TASK ITEM. In the entries below, how many lines contain the string "contour"? State the number and nothing else.

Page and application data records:
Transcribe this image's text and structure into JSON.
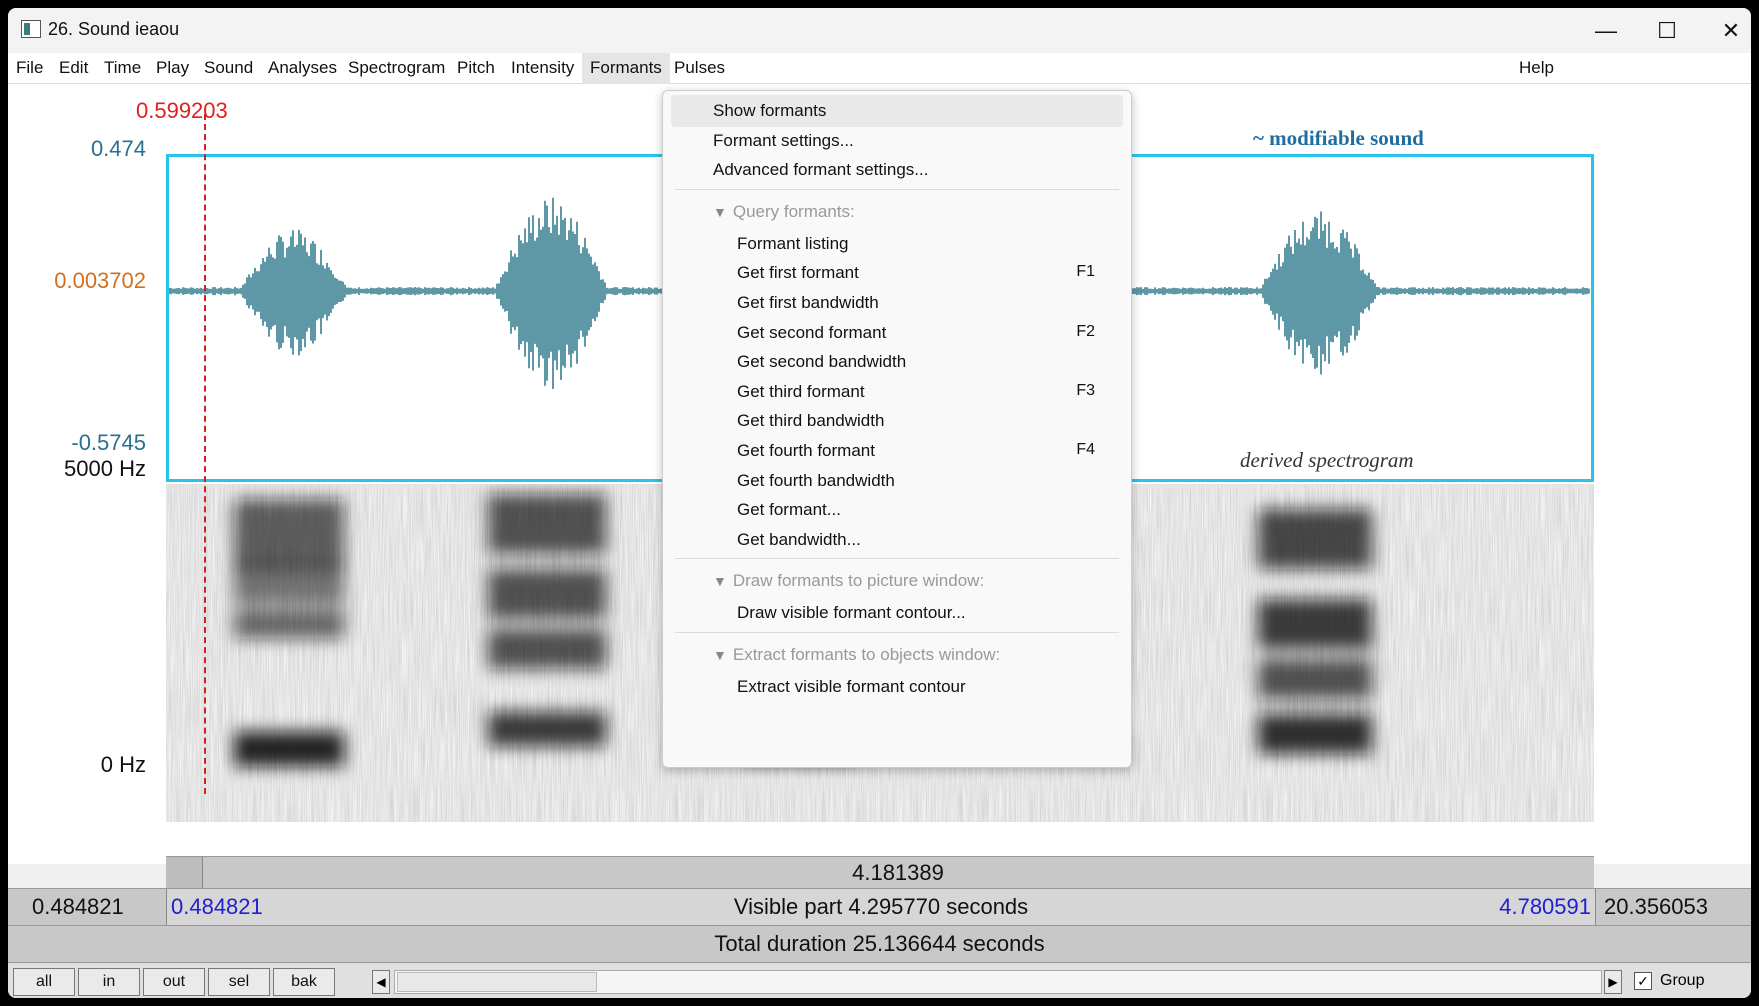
{
  "window": {
    "title": "26. Sound ieaou",
    "minimize": "—",
    "maximize": "☐",
    "close": "✕"
  },
  "menubar": {
    "items": [
      "File",
      "Edit",
      "Time",
      "Play",
      "Sound",
      "Analyses",
      "Spectrogram",
      "Pitch",
      "Intensity",
      "Formants",
      "Pulses"
    ],
    "active": "Formants",
    "help": "Help"
  },
  "editor": {
    "cursor_time": "0.599203",
    "wave_ymax": "0.474",
    "wave_ymid": "0.003702",
    "wave_ymin": "-0.5745",
    "wave_label": "~ modifiable sound",
    "spec_label": "derived spectrogram",
    "spec_ymax": "5000 Hz",
    "spec_ymin": "0 Hz",
    "wave_color": "#1a6b80",
    "border_color": "#29c4ea"
  },
  "formants_menu": {
    "items": [
      {
        "label": "Show formants",
        "shortcut": "",
        "type": "item",
        "highlight": true
      },
      {
        "label": "Formant settings...",
        "shortcut": "",
        "type": "item"
      },
      {
        "label": "Advanced formant settings...",
        "shortcut": "",
        "type": "item"
      },
      {
        "type": "sep"
      },
      {
        "label": "Query formants:",
        "shortcut": "",
        "type": "section"
      },
      {
        "label": "Formant listing",
        "shortcut": "",
        "type": "sub"
      },
      {
        "label": "Get first formant",
        "shortcut": "F1",
        "type": "sub"
      },
      {
        "label": "Get first bandwidth",
        "shortcut": "",
        "type": "sub"
      },
      {
        "label": "Get second formant",
        "shortcut": "F2",
        "type": "sub"
      },
      {
        "label": "Get second bandwidth",
        "shortcut": "",
        "type": "sub"
      },
      {
        "label": "Get third formant",
        "shortcut": "F3",
        "type": "sub"
      },
      {
        "label": "Get third bandwidth",
        "shortcut": "",
        "type": "sub"
      },
      {
        "label": "Get fourth formant",
        "shortcut": "F4",
        "type": "sub"
      },
      {
        "label": "Get fourth bandwidth",
        "shortcut": "",
        "type": "sub"
      },
      {
        "label": "Get formant...",
        "shortcut": "",
        "type": "sub"
      },
      {
        "label": "Get bandwidth...",
        "shortcut": "",
        "type": "sub"
      },
      {
        "type": "sep"
      },
      {
        "label": "Draw formants to picture window:",
        "shortcut": "",
        "type": "section"
      },
      {
        "label": "Draw visible formant contour...",
        "shortcut": "",
        "type": "sub"
      },
      {
        "type": "sep"
      },
      {
        "label": "Extract formants to objects window:",
        "shortcut": "",
        "type": "section"
      },
      {
        "label": "Extract visible formant contour",
        "shortcut": "",
        "type": "sub"
      }
    ]
  },
  "status": {
    "cursor_segment": "4.181389",
    "left_outside": "0.484821",
    "visible_start": "0.484821",
    "visible_part": "Visible part 4.295770 seconds",
    "visible_end": "4.780591",
    "right_outside": "20.356053",
    "total": "Total duration 25.136644 seconds"
  },
  "toolbar": {
    "buttons": [
      "all",
      "in",
      "out",
      "sel",
      "bak"
    ],
    "scroll_left": "◀",
    "scroll_right": "▶",
    "group_label": "Group",
    "group_checked": true
  }
}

SOLUTION TO THE PROBLEM. 2